      You may already know this, but if you don’t, what you’re doing is known in Zen Buddhism as Mindfulness Practice. You’ve rediscovered a time tested and honored tradition.

  36. Lisa says:

    I do what these three delightful kids do…I dance until the grumpiness goes away.

    I find whenever I’m stuck inside my head, getting up and moving my body is the best (and usually the quickest) way to let go of my pity perspective and take on a passionate one instead.

    The next time a bout of grumpiness occurs, I suggest a moving meditation. Break out your best “dance of the grump” and keep at it for at least five minutes. I guarantee not only will your thinking shift, but your body will love you for the moves and grooves you just gave it.


  37. Sarah says:

    When I need the grumps to begone I look up from my computer.

    One step further, I stand up and do a little exercise.

    Best of all – go outside for a breath of fresh air and reality check.

    Good to be alive. Living in a safe, beautiful spot. Healthy kids, healthy me. Working on my own schedule.

    A little context always helps.

    Thank you for starting this great conversation!

  38. Maria says:
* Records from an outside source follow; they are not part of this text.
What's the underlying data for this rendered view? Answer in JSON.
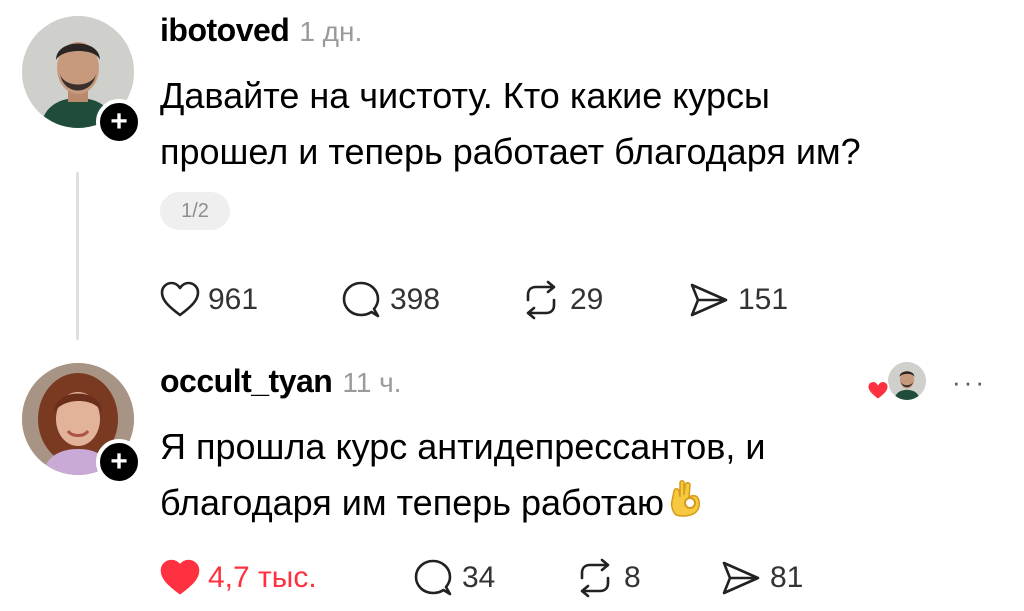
{
  "posts": [
    {
      "username": "ibotoved",
      "time": "1 дн.",
      "text_line1": "Давайте на чистоту. Кто какие курсы",
      "text_line2": "прошел и теперь работает благодаря им?",
      "media_counter": "1/2",
      "likes": "961",
      "comments": "398",
      "reposts": "29",
      "shares": "151",
      "liked": false
    },
    {
      "username": "occult_tyan",
      "time": "11 ч.",
      "text_line1": "Я прошла курс антидепрессантов, и",
      "text_line2": "благодаря им теперь работаю",
      "likes": "4,7 тыс.",
      "comments": "34",
      "reposts": "8",
      "shares": "81",
      "liked": true,
      "more_label": "···"
    }
  ],
  "icons": {
    "like": "heart-icon",
    "comment": "comment-bubble-icon",
    "repost": "repost-icon",
    "share": "share-icon",
    "follow": "plus-icon",
    "emoji": "ok-hand-emoji"
  },
  "colors": {
    "like_active": "#ff3040",
    "muted_text": "#9a9a9a"
  }
}
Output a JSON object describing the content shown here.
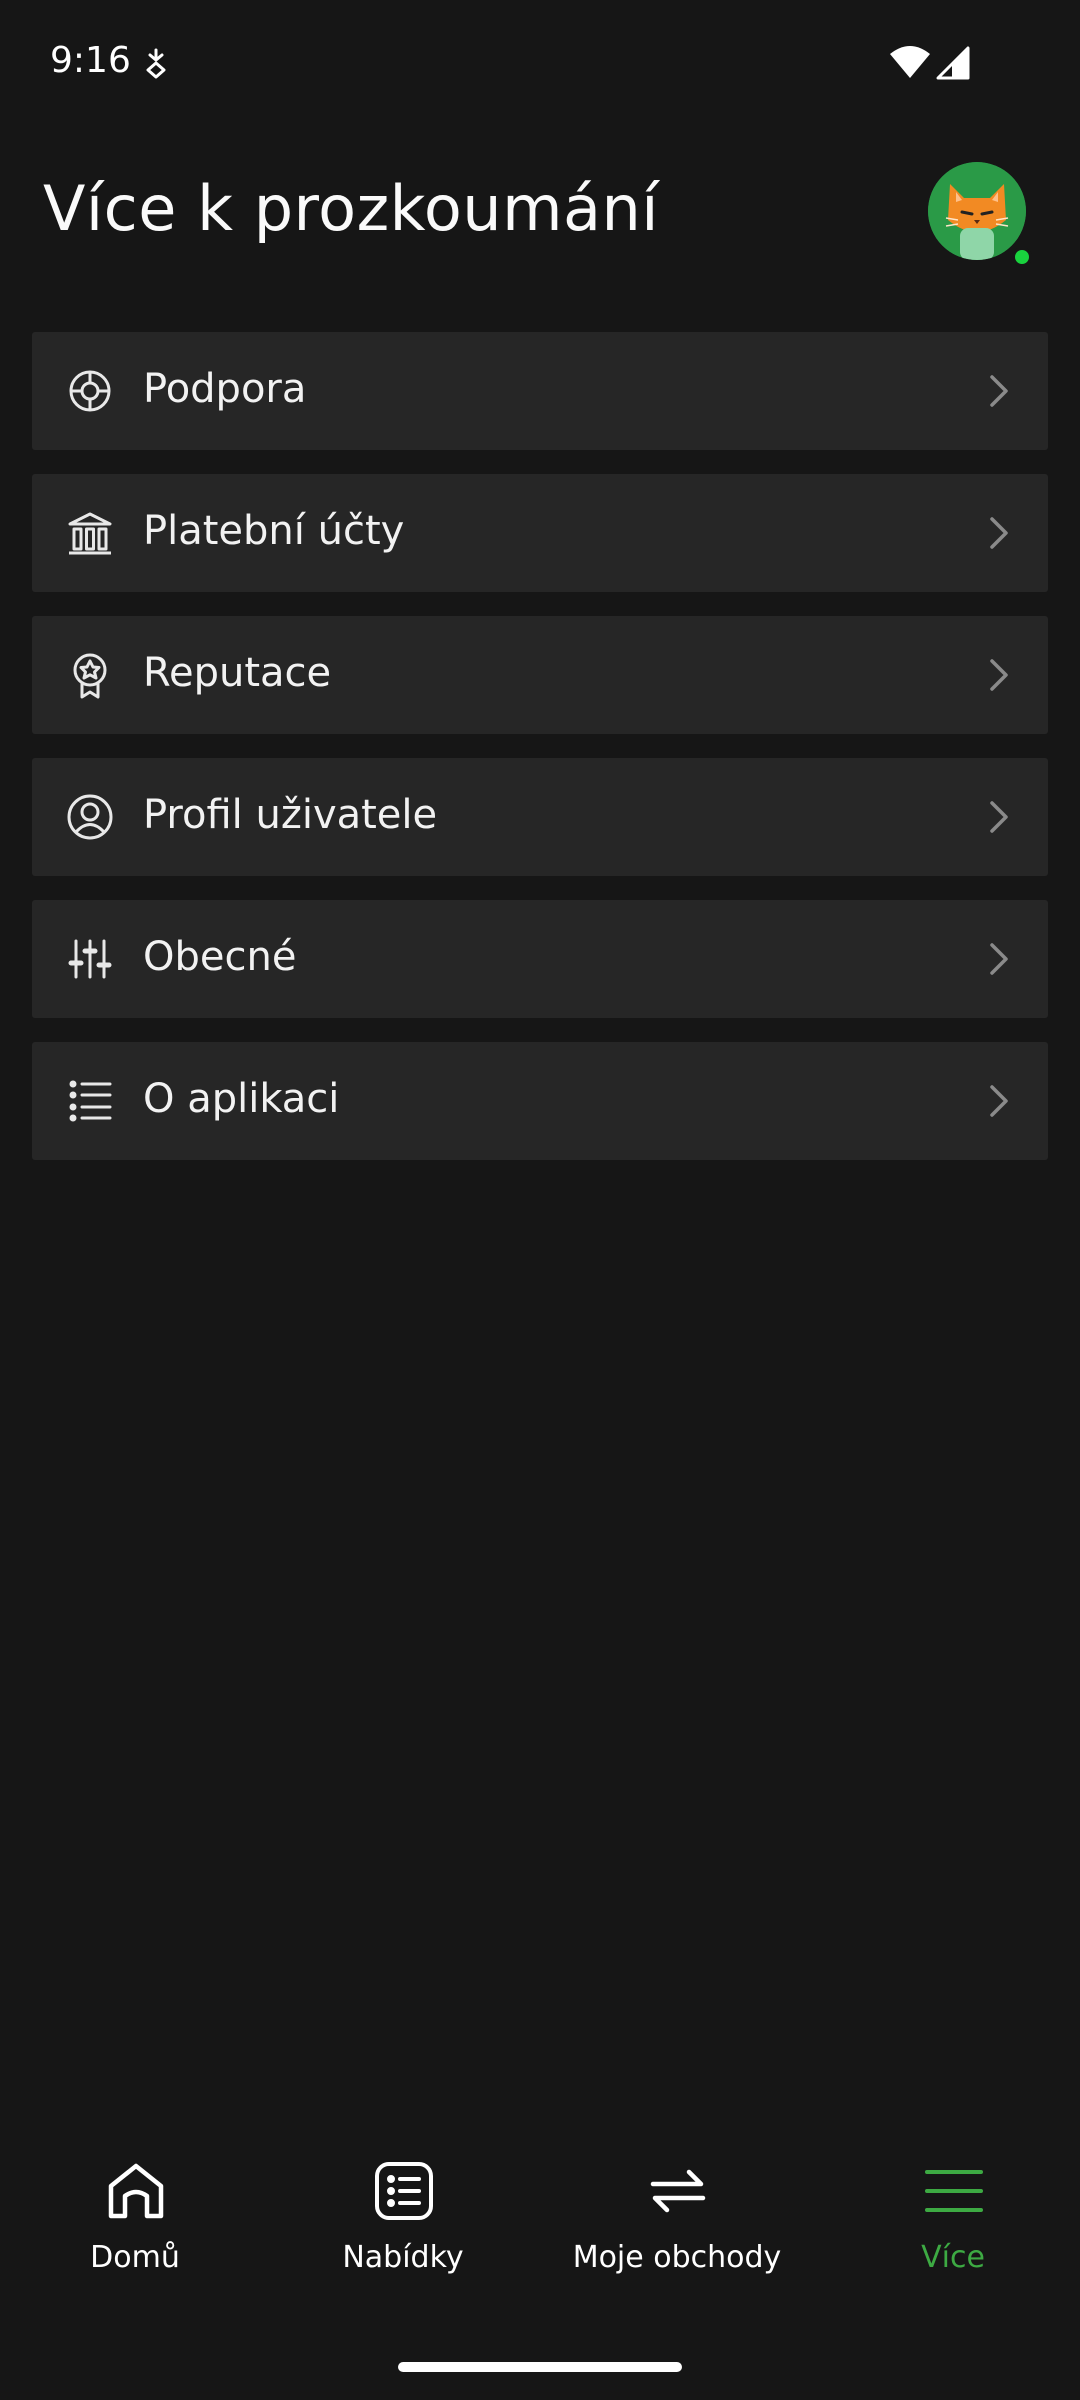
{
  "status_bar": {
    "time": "9:16"
  },
  "header": {
    "title": "Více k prozkoumání"
  },
  "menu": {
    "items": [
      {
        "label": "Podpora",
        "icon": "lifebuoy-icon"
      },
      {
        "label": "Platební účty",
        "icon": "bank-icon"
      },
      {
        "label": "Reputace",
        "icon": "award-badge-icon"
      },
      {
        "label": "Profil uživatele",
        "icon": "user-circle-icon"
      },
      {
        "label": "Obecné",
        "icon": "sliders-icon"
      },
      {
        "label": "O aplikaci",
        "icon": "list-icon"
      }
    ]
  },
  "bottom_nav": {
    "items": [
      {
        "label": "Domů",
        "icon": "home-icon",
        "active": false
      },
      {
        "label": "Nabídky",
        "icon": "offers-list-icon",
        "active": false
      },
      {
        "label": "Moje obchody",
        "icon": "swap-arrows-icon",
        "active": false
      },
      {
        "label": "Více",
        "icon": "menu-icon",
        "active": true
      }
    ]
  },
  "colors": {
    "background": "#161616",
    "card": "#262626",
    "accent": "#3daa43",
    "online": "#19d23e"
  }
}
    When I’m feeling grumpy I put on my favorite music, go for a walk, or curl up with my favorite book for an hour or so.

    I take time to empty my mind, breathe…and just be in the moment.

    I give thanks for all the great friends and family in my life…and then get on with the day!

  39. I’m having one of those days today! I had to laugh coming across this blog because it was so spot on with the way I’ve been feeling this morning. For me, the best way to clear my head and refocus is to physically work it out of my system, either through running or a really good workout!

  40. JenP says:

    Like several people have mentioned already, singing cheers me up when I feel grumpy. Especially singing the song, “It sucks to be me” from the musical Avenue Q! It probably sounds mad but when I feel that it really does suck to be me, it helps to remember that other people think that too! Plus it’s a jolly tune!

  41. Heather Gardner says:

    For me, when I start on the pityparty train, I find myself instantly remembering that my life is what I make of it. I tend to think of those that are less fortunate then me..cliche, but true.

    Then, I try to do something nice for another person. If I can’t make myself happy, perhaps I can make another happy? Inherently by doing something nice for another person, I, too, become happier.

    And I ALWAYS remember that it can always be worse. I could be a deodorant tester. 🙂

  42. […] a post from Jonathan Fields, summing up some of what I wanted to feel by writing this post out: […]

  43. […] you’re worried about what others think, try re-framing it and use your own conscience as a metric. After all, you’re the one that has to live with […]

  44. […] Reframing your story is one of the most powerful things you can do. […]